= Beginning of Section =

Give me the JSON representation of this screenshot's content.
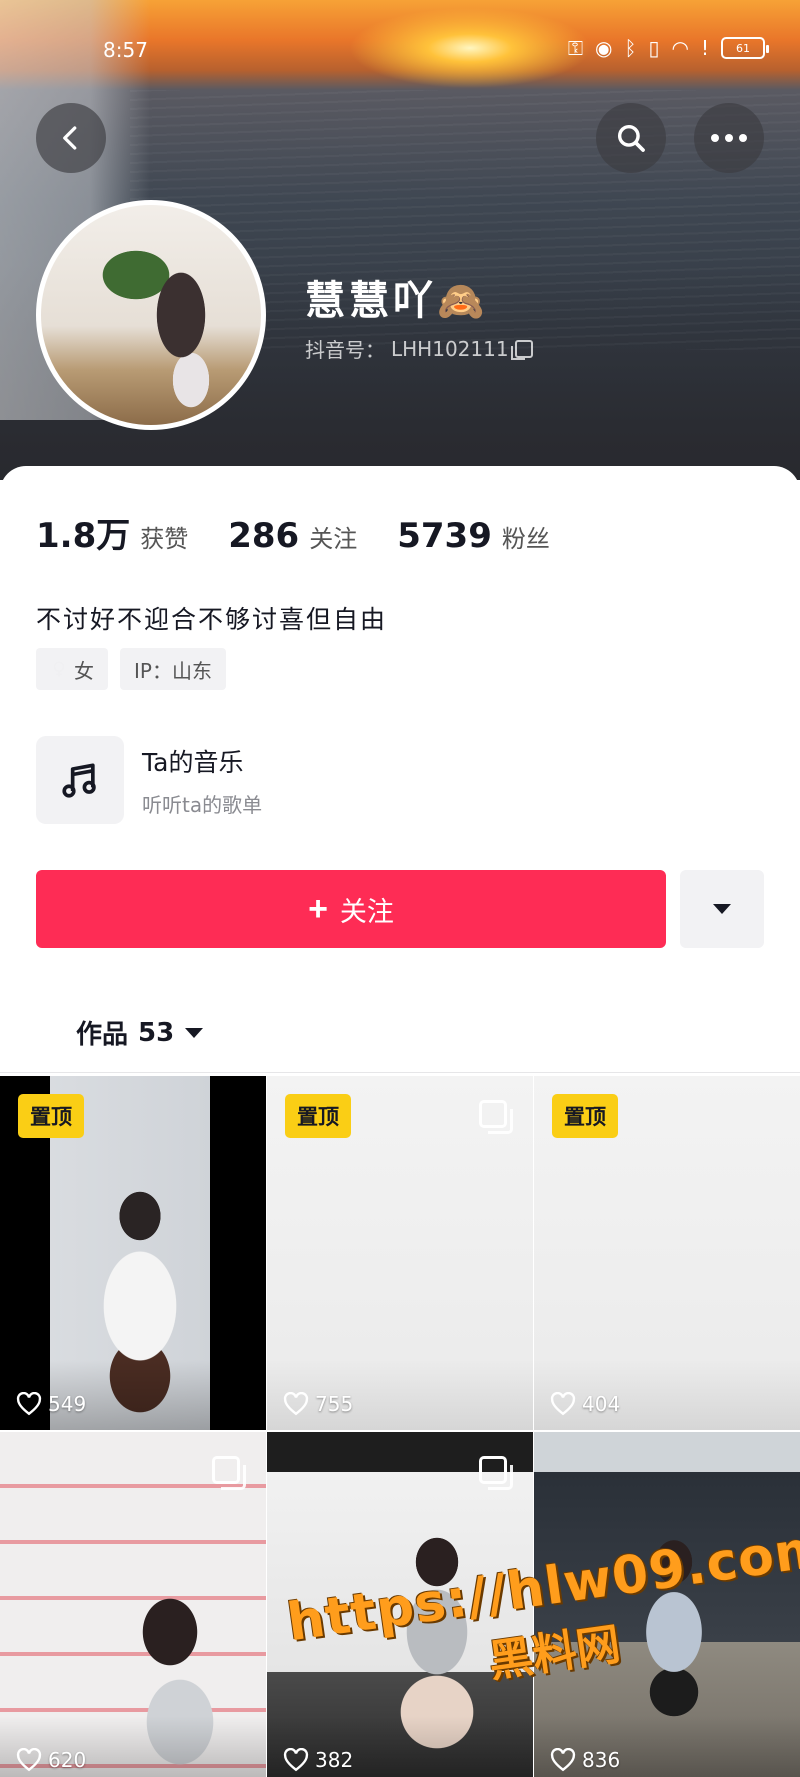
{
  "status_bar": {
    "time": "8:57",
    "battery": "61"
  },
  "header": {
    "back_icon": "chevron-left-icon",
    "search_icon": "search-icon",
    "more_icon": "more-horizontal-icon"
  },
  "profile": {
    "nickname": "慧慧吖",
    "nickname_emoji": "🙈",
    "id_label": "抖音号：",
    "id_value": "LHH102111"
  },
  "stats": [
    {
      "value": "1.8万",
      "label": "获赞"
    },
    {
      "value": "286",
      "label": "关注"
    },
    {
      "value": "5739",
      "label": "粉丝"
    }
  ],
  "bio": "不讨好不迎合不够讨喜但自由",
  "tags": {
    "gender": "女",
    "ip": "IP：山东"
  },
  "music": {
    "title": "Ta的音乐",
    "subtitle": "听听ta的歌单"
  },
  "actions": {
    "follow_label": "关注",
    "follow_plus": "+"
  },
  "works_tab": {
    "label": "作品",
    "count": "53"
  },
  "grid": [
    {
      "pinned": true,
      "pin_label": "置顶",
      "likes": "549",
      "multi": false
    },
    {
      "pinned": true,
      "pin_label": "置顶",
      "likes": "755",
      "multi": true
    },
    {
      "pinned": true,
      "pin_label": "置顶",
      "likes": "404",
      "multi": false
    },
    {
      "pinned": false,
      "likes": "620",
      "multi": true
    },
    {
      "pinned": false,
      "likes": "382",
      "multi": true
    },
    {
      "pinned": false,
      "likes": "836",
      "multi": false
    }
  ],
  "watermark": {
    "url": "https://hlw09.com",
    "name": "黑料网"
  },
  "colors": {
    "accent": "#fe2c55",
    "pin": "#face15"
  }
}
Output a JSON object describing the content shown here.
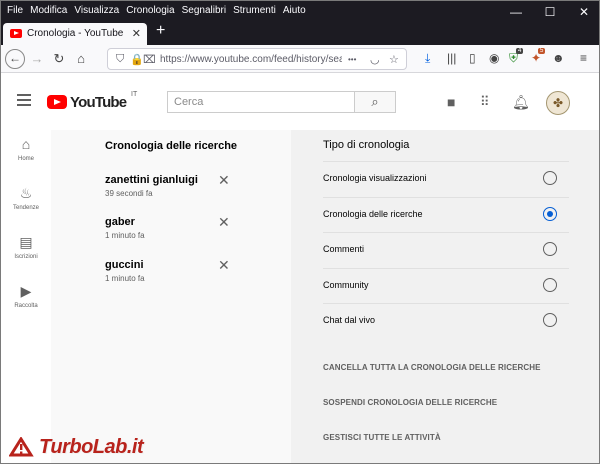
{
  "menubar": {
    "items": [
      "File",
      "Modifica",
      "Visualizza",
      "Cronologia",
      "Segnalibri",
      "Strumenti",
      "Aiuto"
    ]
  },
  "window_controls": {
    "minimize": "—",
    "maximize": "☐",
    "close": "✕"
  },
  "tab": {
    "title": "Cronologia - YouTube",
    "close": "✕",
    "new_tab": "+"
  },
  "browser": {
    "url": "https://www.youtube.com/feed/history/search",
    "more": "•••",
    "extension_badges": [
      "4",
      "5"
    ]
  },
  "youtube": {
    "logo_text": "YouTube",
    "region": "IT",
    "search_placeholder": "Cerca"
  },
  "guide": [
    {
      "icon": "home-icon",
      "label": "Home"
    },
    {
      "icon": "trending-icon",
      "label": "Tendenze"
    },
    {
      "icon": "subscriptions-icon",
      "label": "Iscrizioni"
    },
    {
      "icon": "library-icon",
      "label": "Raccolta"
    }
  ],
  "history": {
    "title": "Cronologia delle ricerche",
    "items": [
      {
        "query": "zanettini gianluigi",
        "time": "39 secondi fa"
      },
      {
        "query": "gaber",
        "time": "1 minuto fa"
      },
      {
        "query": "guccini",
        "time": "1 minuto fa"
      }
    ]
  },
  "history_type": {
    "title": "Tipo di cronologia",
    "options": [
      {
        "label": "Cronologia visualizzazioni",
        "selected": false
      },
      {
        "label": "Cronologia delle ricerche",
        "selected": true
      },
      {
        "label": "Commenti",
        "selected": false
      },
      {
        "label": "Community",
        "selected": false
      },
      {
        "label": "Chat dal vivo",
        "selected": false
      }
    ],
    "actions": [
      "CANCELLA TUTTA LA CRONOLOGIA DELLE RICERCHE",
      "SOSPENDI CRONOLOGIA DELLE RICERCHE",
      "GESTISCI TUTTE LE ATTIVITÀ"
    ]
  },
  "watermark": {
    "text": "TurboLab.it"
  },
  "colors": {
    "accent": "#065fd4",
    "youtube_red": "#ff0000",
    "watermark_red": "#b8231c",
    "chrome_dark": "#1c1b22"
  }
}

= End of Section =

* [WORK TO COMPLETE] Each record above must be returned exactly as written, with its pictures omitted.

* [TASK ANSWER]
Give me the JSON representation of this screenshot's content.
{
  "status_bar": {
    "time": "8:57",
    "battery": "61"
  },
  "header": {
    "back_icon": "chevron-left-icon",
    "search_icon": "search-icon",
    "more_icon": "more-horizontal-icon"
  },
  "profile": {
    "nickname": "慧慧吖",
    "nickname_emoji": "🙈",
    "id_label": "抖音号：",
    "id_value": "LHH102111"
  },
  "stats": [
    {
      "value": "1.8万",
      "label": "获赞"
    },
    {
      "value": "286",
      "label": "关注"
    },
    {
      "value": "5739",
      "label": "粉丝"
    }
  ],
  "bio": "不讨好不迎合不够讨喜但自由",
  "tags": {
    "gender": "女",
    "ip": "IP：山东"
  },
  "music": {
    "title": "Ta的音乐",
    "subtitle": "听听ta的歌单"
  },
  "actions": {
    "follow_label": "关注",
    "follow_plus": "+"
  },
  "works_tab": {
    "label": "作品",
    "count": "53"
  },
  "grid": [
    {
      "pinned": true,
      "pin_label": "置顶",
      "likes": "549",
      "multi": false
    },
    {
      "pinned": true,
      "pin_label": "置顶",
      "likes": "755",
      "multi": true
    },
    {
      "pinned": true,
      "pin_label": "置顶",
      "likes": "404",
      "multi": false
    },
    {
      "pinned": false,
      "likes": "620",
      "multi": true
    },
    {
      "pinned": false,
      "likes": "382",
      "multi": true
    },
    {
      "pinned": false,
      "likes": "836",
      "multi": false
    }
  ],
  "watermark": {
    "url": "https://hlw09.com",
    "name": "黑料网"
  },
  "colors": {
    "accent": "#fe2c55",
    "pin": "#face15"
  }
}
Output a JSON object describing the content shown here.
{
  "menubar": {
    "items": [
      "File",
      "Modifica",
      "Visualizza",
      "Cronologia",
      "Segnalibri",
      "Strumenti",
      "Aiuto"
    ]
  },
  "window_controls": {
    "minimize": "—",
    "maximize": "☐",
    "close": "✕"
  },
  "tab": {
    "title": "Cronologia - YouTube",
    "close": "✕",
    "new_tab": "+"
  },
  "browser": {
    "url": "https://www.youtube.com/feed/history/search",
    "more": "•••",
    "extension_badges": [
      "4",
      "5"
    ]
  },
  "youtube": {
    "logo_text": "YouTube",
    "region": "IT",
    "search_placeholder": "Cerca"
  },
  "guide": [
    {
      "icon": "home-icon",
      "label": "Home"
    },
    {
      "icon": "trending-icon",
      "label": "Tendenze"
    },
    {
      "icon": "subscriptions-icon",
      "label": "Iscrizioni"
    },
    {
      "icon": "library-icon",
      "label": "Raccolta"
    }
  ],
  "history": {
    "title": "Cronologia delle ricerche",
    "items": [
      {
        "query": "zanettini gianluigi",
        "time": "39 secondi fa"
      },
      {
        "query": "gaber",
        "time": "1 minuto fa"
      },
      {
        "query": "guccini",
        "time": "1 minuto fa"
      }
    ]
  },
  "history_type": {
    "title": "Tipo di cronologia",
    "options": [
      {
        "label": "Cronologia visualizzazioni",
        "selected": false
      },
      {
        "label": "Cronologia delle ricerche",
        "selected": true
      },
      {
        "label": "Commenti",
        "selected": false
      },
      {
        "label": "Community",
        "selected": false
      },
      {
        "label": "Chat dal vivo",
        "selected": false
      }
    ],
    "actions": [
      "CANCELLA TUTTA LA CRONOLOGIA DELLE RICERCHE",
      "SOSPENDI CRONOLOGIA DELLE RICERCHE",
      "GESTISCI TUTTE LE ATTIVITÀ"
    ]
  },
  "watermark": {
    "text": "TurboLab.it"
  },
  "colors": {
    "accent": "#065fd4",
    "youtube_red": "#ff0000",
    "watermark_red": "#b8231c",
    "chrome_dark": "#1c1b22"
  }
}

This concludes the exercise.